We resurveyed these plots this summer, 8 years after their initial measurements. We battled swarms of mosquitoes, slogged through bogs in the rain, and experienced a remarkable day of two flat tires. Once we even took an unplanned swim through a wetland to get to a plot. Finding the monument — metal discs affixed to rebar, often buried, moved or missing — was also a challenge. Throughout it all, even during the physically hard parts, we were buoyed by the new and unique vistas experienced each day, and the initial thrill of seeing what had changed since 2006.
The good news is that the distribution of invasive species hasn’t changed much within the human footprint. Nonnative plants occurred on more than 50 percent of the plots (38) in 2014, similar to 39 plots in 2006. The highest numbers of species were found on the oil and gas pads, followed by campgrounds and paved roadsides. The most common nonnative species were dandelion, clovers, Kentucky bluegrass, pineapple weed, bigleaf lupine and plantain.
Twenty invasive species were identified in 2014, down from 25 in 2006. Shepherd’s purse, narrowleaf hawkweed, oxeye daisy and red clover were found in 2006 but not in 2014. In contrast, lambsquarters and reed canarygrass were found in 2014 but not in 2006.
Some areas of within the human footprint are intrinsically more susceptible to invasion due to frequent vehicle or pedestrian traffic. The oil and gas infrastructure has been disturbed a lot recently with renewed interest in drilling and new ownership of leases. Roadsides are disturbed frequently by grading and by simply the annual passage of more than a million vehicles down the Sterling Highway. Visitors to trail heads and campgrounds inadvertently bring seeds with them. Nonetheless, we’ve been able to keep the spread in check due to a comprehensive herbicide treatment program that targets oil and gas well pads, campgrounds, trailheads and roadsides — gateways to the Refuge’s more pristine interior.
In contrast, plots on seismic lines showed little disturbance and virtually no invasion; some of the oldest lines from the 1950s and 1960s were barely discernable from surrounding vegetation. Most of these sites are rarely visited for any reason, and many were in wetlands. Future invasion is unlikely in these areas.
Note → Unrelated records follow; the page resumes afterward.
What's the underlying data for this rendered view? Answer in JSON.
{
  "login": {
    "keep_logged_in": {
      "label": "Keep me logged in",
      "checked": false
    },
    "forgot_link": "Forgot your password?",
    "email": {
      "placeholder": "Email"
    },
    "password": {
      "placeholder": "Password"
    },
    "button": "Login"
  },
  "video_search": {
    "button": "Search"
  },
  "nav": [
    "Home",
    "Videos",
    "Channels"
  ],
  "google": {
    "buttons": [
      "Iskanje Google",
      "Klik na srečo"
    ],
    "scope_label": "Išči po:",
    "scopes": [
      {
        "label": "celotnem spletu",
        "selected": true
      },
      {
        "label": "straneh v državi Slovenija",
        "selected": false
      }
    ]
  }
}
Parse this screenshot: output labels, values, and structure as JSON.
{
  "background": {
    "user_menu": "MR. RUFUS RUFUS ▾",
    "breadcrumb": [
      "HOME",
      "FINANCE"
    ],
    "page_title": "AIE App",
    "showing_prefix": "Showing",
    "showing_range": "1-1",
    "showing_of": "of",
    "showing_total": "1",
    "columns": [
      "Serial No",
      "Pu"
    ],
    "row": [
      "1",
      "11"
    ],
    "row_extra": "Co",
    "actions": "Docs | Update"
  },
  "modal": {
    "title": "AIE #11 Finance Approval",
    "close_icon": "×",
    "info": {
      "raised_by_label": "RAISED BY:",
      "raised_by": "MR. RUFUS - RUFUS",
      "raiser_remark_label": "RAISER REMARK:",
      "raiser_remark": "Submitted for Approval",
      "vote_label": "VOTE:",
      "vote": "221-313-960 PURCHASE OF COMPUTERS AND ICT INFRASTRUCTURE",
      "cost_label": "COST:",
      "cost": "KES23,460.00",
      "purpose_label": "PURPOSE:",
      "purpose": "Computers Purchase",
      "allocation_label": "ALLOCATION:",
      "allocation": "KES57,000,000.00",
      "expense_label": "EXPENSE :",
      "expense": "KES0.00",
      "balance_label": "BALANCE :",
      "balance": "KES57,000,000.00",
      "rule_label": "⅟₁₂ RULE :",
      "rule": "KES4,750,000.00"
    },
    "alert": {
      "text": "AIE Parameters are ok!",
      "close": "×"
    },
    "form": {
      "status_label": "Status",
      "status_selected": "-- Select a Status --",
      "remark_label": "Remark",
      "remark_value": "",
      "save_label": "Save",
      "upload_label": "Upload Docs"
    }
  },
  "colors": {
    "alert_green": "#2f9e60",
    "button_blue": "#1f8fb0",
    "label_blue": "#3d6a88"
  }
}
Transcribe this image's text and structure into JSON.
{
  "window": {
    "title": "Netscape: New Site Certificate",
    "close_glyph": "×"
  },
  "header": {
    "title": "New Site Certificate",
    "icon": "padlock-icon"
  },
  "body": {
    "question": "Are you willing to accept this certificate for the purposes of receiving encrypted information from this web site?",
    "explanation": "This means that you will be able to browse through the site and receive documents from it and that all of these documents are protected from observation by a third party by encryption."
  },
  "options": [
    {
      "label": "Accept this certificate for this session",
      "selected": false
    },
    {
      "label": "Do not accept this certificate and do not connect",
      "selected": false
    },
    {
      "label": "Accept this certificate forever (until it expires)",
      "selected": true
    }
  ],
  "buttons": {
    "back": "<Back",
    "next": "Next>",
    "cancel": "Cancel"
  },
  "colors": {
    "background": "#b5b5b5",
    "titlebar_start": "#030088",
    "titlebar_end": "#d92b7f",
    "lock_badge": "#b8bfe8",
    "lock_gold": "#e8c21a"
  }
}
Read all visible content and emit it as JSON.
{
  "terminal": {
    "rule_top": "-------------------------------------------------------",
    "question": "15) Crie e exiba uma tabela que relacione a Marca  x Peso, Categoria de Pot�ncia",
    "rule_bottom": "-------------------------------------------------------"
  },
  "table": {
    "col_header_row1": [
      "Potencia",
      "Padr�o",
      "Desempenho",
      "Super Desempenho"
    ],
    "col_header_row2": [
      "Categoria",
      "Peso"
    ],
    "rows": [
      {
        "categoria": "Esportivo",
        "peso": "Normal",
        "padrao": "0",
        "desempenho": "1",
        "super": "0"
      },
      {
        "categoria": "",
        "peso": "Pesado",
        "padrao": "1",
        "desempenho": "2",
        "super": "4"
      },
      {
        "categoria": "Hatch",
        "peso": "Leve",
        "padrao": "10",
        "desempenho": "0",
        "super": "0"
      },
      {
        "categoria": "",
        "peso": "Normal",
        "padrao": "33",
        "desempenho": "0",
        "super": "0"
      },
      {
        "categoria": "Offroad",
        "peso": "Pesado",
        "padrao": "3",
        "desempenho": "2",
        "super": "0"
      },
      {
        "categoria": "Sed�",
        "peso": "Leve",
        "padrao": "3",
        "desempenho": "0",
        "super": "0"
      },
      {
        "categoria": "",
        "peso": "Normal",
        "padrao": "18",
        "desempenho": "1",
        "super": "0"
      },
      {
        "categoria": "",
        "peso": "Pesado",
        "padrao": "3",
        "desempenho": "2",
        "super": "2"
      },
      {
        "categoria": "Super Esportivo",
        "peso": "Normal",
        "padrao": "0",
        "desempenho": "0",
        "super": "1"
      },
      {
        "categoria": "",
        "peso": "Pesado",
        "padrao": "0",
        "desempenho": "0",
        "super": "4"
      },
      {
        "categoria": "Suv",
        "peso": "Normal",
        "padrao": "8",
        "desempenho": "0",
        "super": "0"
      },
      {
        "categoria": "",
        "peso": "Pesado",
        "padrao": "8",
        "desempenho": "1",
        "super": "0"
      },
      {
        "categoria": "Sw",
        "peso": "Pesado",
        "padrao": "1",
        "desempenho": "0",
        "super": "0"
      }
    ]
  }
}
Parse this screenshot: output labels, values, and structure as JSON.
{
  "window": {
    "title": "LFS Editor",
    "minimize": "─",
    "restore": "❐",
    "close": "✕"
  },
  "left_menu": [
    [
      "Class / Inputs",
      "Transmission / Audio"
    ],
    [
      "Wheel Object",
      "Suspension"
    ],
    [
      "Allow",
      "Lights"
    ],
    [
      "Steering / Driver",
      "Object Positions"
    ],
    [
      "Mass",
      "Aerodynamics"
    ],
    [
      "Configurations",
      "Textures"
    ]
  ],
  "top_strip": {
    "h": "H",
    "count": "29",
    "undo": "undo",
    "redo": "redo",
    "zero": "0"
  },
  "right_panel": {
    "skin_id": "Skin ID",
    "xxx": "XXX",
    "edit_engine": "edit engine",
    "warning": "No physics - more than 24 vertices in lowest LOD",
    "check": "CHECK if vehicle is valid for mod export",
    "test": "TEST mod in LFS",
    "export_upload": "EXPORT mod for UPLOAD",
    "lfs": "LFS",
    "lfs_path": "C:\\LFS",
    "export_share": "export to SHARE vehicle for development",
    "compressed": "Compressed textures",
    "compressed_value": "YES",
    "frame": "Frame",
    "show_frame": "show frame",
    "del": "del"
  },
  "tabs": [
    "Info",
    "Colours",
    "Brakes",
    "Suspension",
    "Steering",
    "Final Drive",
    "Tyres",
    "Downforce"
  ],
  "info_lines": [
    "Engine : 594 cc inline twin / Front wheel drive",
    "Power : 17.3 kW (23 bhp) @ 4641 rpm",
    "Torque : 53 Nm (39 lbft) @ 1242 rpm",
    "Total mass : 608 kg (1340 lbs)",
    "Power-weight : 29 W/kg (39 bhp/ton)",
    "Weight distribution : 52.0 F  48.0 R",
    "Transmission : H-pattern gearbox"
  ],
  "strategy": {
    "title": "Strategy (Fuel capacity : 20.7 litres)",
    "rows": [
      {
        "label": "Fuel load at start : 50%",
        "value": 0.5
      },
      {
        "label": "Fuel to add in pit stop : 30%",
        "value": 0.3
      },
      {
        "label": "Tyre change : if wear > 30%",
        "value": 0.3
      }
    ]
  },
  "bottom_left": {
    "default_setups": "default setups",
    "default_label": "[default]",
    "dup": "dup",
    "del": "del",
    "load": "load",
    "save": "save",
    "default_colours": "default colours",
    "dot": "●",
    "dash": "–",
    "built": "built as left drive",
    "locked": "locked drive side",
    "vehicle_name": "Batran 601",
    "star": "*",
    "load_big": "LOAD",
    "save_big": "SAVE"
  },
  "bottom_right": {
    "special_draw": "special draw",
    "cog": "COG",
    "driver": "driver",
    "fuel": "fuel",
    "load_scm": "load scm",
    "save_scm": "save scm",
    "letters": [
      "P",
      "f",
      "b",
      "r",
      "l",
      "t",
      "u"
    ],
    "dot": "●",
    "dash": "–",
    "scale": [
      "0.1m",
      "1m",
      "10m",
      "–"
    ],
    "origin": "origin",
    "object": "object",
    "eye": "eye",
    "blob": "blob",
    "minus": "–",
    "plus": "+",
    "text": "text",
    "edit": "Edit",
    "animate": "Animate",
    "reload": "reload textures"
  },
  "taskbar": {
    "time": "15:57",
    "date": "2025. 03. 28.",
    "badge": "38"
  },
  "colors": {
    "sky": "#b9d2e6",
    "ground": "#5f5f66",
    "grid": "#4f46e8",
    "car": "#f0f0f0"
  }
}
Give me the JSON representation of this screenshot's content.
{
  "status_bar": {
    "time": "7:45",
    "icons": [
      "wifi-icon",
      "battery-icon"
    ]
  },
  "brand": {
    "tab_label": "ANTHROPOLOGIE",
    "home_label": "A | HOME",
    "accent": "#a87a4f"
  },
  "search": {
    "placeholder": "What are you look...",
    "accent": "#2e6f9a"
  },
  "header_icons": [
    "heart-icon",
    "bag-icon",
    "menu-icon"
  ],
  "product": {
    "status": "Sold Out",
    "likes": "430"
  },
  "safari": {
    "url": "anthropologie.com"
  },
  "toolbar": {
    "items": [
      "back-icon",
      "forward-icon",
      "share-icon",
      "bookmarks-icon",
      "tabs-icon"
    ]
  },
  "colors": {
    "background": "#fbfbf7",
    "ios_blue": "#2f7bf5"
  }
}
So are we winning the war? We appear to have mostly held the line on the Refuge over the past 8 years. The problem, however, is that by most counts we’re losing badly outside the Refuge with many invasives becoming well established in towns and rural subdivisions, and on the highway system outside the Refuge. Eight years from now, our resurvey of these plots will likely paint a very different picture. Although our surveys will continue to contribute to our understanding of patterns and chronology of invasions on the Refuge, smart strategies for combating invasives are necessary across land ownership boundaries if we are to really succeed on the Kenai Peninsula.